When I originally started this post, I planned to call it, “10 Signs Your Kids are Just Borrowing Your Faith.” As I thought through the signs I can see in retrospect from my own experience, however, I found they all really pointed back to just one sign. So here it is:
The number one sign your kids are just borrowing your faith is that they rarely, if ever, ask questions.
 Why Aren’t They Asking Questions?
  • They may be just uninterested enough to not ask questions, but not so uninterested as to reject Christianity altogether. They’ll just borrow your faith for a while because that’s what’s in front of them on the buffet.
  • They may not yet see the importance of Christian belief in their lives. It’s perceived as just another subject they’re learning about, like math. They’ll just borrow your faith for a while because they don’t think it’s important enough to think more deeply about.
  • They may not have been exposed to enough non-Christian ideas yet. Their faith isn’t being challenged in preparation for the adult world. Challenge them. If you don’t, non-believers soon will. They’ll just borrow your faith for a while because they see no need not to.
  • They may be scared or uncertain of your reaction. They’ll just borrow your faith for a while because that’s what they think is expected of them.
  • They may be getting answers elsewhere – usually not the answers you’d like them to have. They’ll just borrow your faith for a while because they don’t want to rock the boat at home.
If your kids aren’t asking questions, start asking THEM questions. Open the door for the conversation yourself and get them thinking in ways that will ultimately allow them to own their faith.
Need some ideas for meaty topics? Use my post, 65 Questions Every Christian Parent Needs to Learn to Answer, as a thought starter.
Did YOU leave home with a borrowed faith? Why or why not? I’d love to hear your experiences.

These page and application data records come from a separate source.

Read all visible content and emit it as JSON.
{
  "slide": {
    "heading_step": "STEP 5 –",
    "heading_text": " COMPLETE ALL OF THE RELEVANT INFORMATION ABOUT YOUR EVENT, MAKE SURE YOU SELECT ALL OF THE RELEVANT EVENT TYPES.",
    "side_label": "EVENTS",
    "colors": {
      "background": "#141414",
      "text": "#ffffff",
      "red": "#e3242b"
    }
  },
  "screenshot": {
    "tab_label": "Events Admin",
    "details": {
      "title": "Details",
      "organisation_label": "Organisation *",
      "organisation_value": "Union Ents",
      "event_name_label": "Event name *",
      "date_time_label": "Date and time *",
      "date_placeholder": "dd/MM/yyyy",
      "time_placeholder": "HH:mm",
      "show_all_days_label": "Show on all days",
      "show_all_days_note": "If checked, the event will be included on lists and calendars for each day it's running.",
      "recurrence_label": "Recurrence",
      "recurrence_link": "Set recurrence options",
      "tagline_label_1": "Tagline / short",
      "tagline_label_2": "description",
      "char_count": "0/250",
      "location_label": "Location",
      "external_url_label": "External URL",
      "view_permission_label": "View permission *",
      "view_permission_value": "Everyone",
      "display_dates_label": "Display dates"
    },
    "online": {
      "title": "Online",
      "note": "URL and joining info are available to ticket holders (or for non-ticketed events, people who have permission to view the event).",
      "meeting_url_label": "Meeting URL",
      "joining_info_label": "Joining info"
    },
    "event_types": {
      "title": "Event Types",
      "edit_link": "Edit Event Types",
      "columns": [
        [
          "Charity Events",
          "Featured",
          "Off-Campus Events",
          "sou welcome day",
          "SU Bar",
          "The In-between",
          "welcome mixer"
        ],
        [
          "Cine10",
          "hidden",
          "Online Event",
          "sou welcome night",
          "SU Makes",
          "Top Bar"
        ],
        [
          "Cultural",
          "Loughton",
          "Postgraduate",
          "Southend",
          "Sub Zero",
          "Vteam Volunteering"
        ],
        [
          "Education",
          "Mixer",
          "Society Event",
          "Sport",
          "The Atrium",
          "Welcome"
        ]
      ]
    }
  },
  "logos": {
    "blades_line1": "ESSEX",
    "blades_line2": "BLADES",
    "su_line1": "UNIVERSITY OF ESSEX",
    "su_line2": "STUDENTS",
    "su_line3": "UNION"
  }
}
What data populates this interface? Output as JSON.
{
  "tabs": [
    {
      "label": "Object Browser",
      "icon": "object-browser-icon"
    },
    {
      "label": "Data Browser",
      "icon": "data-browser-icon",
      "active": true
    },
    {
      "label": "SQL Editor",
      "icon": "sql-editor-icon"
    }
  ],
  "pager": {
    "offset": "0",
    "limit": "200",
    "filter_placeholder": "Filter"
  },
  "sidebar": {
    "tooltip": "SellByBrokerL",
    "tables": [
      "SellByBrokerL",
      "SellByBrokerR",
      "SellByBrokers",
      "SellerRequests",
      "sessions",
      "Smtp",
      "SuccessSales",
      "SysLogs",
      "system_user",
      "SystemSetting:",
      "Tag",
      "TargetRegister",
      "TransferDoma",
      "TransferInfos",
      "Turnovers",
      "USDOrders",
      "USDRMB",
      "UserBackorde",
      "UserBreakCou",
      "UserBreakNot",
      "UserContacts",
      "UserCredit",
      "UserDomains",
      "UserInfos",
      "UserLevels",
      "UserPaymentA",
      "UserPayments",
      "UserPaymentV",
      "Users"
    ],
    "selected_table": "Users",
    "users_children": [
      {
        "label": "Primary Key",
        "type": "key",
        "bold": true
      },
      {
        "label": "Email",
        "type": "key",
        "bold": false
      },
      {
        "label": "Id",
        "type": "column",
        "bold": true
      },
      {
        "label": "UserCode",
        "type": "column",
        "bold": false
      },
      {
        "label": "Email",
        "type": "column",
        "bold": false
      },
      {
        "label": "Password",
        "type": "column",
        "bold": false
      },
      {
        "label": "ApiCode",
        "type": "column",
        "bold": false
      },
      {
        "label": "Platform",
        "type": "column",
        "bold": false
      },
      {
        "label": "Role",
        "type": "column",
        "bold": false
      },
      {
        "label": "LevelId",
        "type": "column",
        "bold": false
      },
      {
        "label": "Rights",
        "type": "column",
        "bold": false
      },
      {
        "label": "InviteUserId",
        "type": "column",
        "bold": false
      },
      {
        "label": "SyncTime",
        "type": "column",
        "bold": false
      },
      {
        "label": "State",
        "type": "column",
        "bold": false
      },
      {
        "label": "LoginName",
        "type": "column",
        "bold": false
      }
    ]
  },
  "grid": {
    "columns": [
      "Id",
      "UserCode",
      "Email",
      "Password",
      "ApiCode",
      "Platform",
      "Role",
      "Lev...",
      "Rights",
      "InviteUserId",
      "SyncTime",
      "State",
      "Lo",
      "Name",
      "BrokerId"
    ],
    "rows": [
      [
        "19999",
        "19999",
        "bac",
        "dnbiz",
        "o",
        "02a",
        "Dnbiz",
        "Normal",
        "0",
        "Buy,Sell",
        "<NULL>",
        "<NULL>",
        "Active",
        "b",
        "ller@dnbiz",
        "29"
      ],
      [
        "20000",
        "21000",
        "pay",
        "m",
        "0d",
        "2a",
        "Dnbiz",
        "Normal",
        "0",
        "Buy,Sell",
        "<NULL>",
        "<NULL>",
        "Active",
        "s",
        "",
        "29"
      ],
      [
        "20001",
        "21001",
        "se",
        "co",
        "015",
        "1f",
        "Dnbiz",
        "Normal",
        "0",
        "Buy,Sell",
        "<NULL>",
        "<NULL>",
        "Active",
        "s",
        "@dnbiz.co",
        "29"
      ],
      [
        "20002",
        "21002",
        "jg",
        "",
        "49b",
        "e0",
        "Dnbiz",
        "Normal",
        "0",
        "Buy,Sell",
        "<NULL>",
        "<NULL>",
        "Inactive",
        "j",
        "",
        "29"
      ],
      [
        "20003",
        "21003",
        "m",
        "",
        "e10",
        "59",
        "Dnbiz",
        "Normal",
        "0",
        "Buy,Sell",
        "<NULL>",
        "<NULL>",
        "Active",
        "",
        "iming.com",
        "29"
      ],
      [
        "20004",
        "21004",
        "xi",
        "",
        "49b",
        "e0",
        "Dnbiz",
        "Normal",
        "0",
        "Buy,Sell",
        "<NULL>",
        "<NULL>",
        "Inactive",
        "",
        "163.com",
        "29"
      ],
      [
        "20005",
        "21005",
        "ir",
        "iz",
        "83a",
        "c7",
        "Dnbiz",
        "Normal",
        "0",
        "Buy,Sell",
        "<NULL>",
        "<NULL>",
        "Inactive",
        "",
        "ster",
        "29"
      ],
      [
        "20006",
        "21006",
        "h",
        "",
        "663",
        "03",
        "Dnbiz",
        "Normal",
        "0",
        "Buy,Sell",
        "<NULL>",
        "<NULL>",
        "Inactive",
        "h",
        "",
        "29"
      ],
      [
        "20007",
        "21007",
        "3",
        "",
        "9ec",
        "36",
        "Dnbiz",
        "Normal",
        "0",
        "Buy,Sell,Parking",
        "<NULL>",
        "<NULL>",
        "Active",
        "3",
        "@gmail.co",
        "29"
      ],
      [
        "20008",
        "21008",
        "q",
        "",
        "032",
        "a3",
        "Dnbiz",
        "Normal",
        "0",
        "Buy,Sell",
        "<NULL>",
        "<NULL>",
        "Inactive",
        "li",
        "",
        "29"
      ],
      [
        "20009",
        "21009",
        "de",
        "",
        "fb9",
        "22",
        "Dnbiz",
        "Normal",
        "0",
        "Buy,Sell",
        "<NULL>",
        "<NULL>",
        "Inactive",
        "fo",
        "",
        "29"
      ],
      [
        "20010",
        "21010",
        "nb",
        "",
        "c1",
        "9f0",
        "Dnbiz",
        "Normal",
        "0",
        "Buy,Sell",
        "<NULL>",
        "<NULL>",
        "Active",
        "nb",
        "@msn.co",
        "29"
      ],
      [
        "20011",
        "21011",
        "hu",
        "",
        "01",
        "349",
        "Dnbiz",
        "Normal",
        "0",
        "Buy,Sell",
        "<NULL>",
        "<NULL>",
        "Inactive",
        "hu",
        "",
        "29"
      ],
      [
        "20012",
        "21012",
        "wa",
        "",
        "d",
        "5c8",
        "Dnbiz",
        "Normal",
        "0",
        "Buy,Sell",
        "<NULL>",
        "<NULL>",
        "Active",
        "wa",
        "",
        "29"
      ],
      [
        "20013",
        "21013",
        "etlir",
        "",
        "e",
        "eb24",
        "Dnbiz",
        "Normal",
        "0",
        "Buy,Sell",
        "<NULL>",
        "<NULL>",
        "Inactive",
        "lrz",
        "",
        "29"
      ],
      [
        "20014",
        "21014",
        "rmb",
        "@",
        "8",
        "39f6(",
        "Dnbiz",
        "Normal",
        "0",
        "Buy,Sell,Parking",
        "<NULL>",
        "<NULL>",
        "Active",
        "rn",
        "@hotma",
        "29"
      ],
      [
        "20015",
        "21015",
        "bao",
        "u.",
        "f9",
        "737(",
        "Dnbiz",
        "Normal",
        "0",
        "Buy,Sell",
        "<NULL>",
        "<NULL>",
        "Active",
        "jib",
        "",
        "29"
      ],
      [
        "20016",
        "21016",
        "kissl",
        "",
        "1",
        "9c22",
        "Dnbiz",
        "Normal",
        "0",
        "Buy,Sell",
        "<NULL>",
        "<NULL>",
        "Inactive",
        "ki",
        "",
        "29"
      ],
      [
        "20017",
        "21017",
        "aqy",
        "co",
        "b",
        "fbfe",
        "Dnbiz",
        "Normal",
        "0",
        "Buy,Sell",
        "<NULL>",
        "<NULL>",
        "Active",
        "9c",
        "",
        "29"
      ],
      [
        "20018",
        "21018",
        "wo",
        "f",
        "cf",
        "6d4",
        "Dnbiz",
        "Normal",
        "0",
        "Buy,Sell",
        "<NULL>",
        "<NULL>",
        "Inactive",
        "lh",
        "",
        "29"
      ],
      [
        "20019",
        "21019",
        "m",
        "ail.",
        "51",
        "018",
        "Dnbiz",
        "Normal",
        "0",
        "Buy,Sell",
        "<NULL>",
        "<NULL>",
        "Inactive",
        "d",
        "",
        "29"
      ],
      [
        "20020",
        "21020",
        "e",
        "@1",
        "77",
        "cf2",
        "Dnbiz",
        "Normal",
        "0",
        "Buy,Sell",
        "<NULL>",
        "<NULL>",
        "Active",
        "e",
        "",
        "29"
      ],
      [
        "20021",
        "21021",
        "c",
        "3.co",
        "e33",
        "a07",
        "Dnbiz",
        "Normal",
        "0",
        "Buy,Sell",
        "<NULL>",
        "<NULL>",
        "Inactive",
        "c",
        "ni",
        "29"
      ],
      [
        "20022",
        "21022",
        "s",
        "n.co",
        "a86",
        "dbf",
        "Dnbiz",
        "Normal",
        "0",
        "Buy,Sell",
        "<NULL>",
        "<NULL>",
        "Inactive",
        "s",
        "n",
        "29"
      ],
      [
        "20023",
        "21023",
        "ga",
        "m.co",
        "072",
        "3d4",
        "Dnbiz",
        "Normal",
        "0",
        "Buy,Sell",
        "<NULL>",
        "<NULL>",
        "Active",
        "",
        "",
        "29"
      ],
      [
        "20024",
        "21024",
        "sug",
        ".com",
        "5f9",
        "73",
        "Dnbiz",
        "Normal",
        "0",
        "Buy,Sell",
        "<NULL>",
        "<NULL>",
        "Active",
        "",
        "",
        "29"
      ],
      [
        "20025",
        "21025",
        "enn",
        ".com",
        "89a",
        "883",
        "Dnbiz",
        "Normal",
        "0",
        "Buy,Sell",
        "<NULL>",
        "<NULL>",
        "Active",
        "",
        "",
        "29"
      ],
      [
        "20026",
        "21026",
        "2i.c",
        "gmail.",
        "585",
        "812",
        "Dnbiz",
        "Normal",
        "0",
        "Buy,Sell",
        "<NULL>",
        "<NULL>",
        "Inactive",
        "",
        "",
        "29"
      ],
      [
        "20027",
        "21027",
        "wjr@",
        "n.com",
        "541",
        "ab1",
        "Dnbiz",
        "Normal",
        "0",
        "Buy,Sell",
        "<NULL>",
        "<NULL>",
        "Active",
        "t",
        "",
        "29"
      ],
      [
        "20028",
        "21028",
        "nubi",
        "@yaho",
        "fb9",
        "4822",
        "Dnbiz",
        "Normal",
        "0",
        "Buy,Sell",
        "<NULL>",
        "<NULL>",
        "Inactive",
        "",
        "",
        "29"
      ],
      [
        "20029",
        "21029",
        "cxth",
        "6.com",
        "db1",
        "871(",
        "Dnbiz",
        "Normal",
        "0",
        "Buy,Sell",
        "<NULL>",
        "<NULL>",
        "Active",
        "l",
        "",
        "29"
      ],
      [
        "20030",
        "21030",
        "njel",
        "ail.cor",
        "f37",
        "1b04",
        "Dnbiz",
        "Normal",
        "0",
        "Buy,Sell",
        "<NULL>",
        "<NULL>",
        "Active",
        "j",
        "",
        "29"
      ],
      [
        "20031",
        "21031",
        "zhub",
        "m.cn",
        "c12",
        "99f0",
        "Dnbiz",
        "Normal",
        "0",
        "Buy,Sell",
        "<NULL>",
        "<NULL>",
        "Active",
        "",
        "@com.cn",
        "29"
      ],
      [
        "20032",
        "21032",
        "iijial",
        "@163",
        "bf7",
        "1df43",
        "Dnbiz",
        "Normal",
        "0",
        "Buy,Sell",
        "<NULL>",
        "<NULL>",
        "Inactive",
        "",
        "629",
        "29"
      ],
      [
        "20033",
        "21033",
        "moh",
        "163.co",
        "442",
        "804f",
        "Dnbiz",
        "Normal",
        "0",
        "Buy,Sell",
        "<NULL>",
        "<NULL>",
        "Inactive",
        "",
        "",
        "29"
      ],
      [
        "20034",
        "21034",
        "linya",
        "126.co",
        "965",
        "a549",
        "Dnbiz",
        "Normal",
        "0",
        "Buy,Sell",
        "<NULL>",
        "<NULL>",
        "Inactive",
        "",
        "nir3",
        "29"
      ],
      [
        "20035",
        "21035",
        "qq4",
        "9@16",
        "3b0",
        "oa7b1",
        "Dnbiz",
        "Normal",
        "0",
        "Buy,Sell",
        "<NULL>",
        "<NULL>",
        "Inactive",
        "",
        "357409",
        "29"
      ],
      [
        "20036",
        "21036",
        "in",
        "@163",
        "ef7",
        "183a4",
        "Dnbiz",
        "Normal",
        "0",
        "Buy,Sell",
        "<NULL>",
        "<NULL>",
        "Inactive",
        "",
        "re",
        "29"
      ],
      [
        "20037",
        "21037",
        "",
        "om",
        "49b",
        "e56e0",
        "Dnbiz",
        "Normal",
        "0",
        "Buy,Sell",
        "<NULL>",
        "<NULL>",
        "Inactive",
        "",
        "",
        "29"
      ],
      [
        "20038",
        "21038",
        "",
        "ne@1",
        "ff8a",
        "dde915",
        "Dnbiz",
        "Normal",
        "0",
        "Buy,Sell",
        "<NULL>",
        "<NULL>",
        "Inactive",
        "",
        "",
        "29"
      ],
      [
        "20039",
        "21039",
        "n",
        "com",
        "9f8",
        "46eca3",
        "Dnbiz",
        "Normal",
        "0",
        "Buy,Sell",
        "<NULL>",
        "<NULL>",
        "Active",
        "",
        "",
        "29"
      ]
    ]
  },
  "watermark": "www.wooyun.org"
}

SuperStart! is a high-energy weekend event in which preteens can learn and grow in their relationships with friends, leaders and, most importantly, God.

Throughout the event preteens will encounter Christ through worship, interactive teaching and small groups – all of which are designed with their unique needs and maturity in mind. Preteens who attend SuperStart! will leave the weekend with not only a great experience, but also the teachings and foundation to further amplify Christ’s call on their lives to become Kingdom Workers.

Still not sure what SuperStart is? Click here to watch a promo video CIY sends out to encourage youth sponsors to have their students attend the event.

The conference will take place March 7-8 in Bloomington, IL at Eastview Christian Church and will cost approximately $75 but will go up the later you register with Steve Young. Church will cover gas and part of the hotel room fees and you will have to bring a sack lunch for the ride to Peoria on Friday. A final price for the trip, including all meals, hotel, activities etc. will be available the middle of January.  Keep watching the blog for more info.

Super Early            2/5/14        $45
Early                      2/21/14       $50
Regular                  3/8/14         $55